REQUIREMENT => Where a line of the records contains the word "label", show that line.

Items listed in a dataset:
<<<<

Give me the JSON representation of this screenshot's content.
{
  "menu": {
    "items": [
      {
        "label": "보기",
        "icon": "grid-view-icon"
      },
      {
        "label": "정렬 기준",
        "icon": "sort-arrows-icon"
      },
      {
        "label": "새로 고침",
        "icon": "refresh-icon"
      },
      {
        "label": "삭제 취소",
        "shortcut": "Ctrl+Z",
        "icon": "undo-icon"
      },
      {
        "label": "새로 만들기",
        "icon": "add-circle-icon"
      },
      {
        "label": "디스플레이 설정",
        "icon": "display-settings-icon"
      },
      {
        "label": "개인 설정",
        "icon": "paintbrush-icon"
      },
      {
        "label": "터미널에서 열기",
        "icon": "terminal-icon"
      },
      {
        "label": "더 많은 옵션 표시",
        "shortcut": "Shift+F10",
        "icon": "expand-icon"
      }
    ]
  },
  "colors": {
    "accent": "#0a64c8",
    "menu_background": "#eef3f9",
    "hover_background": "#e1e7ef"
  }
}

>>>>

WRITTEN SOLUTION =>
        "label": "보기",
        "label": "정렬 기준",
        "label": "새로 고침",
        "label": "삭제 취소",
        "label": "새로 만들기",
        "label": "디스플레이 설정",
        "label": "개인 설정",
        "label": "터미널에서 열기",
        "label": "더 많은 옵션 표시",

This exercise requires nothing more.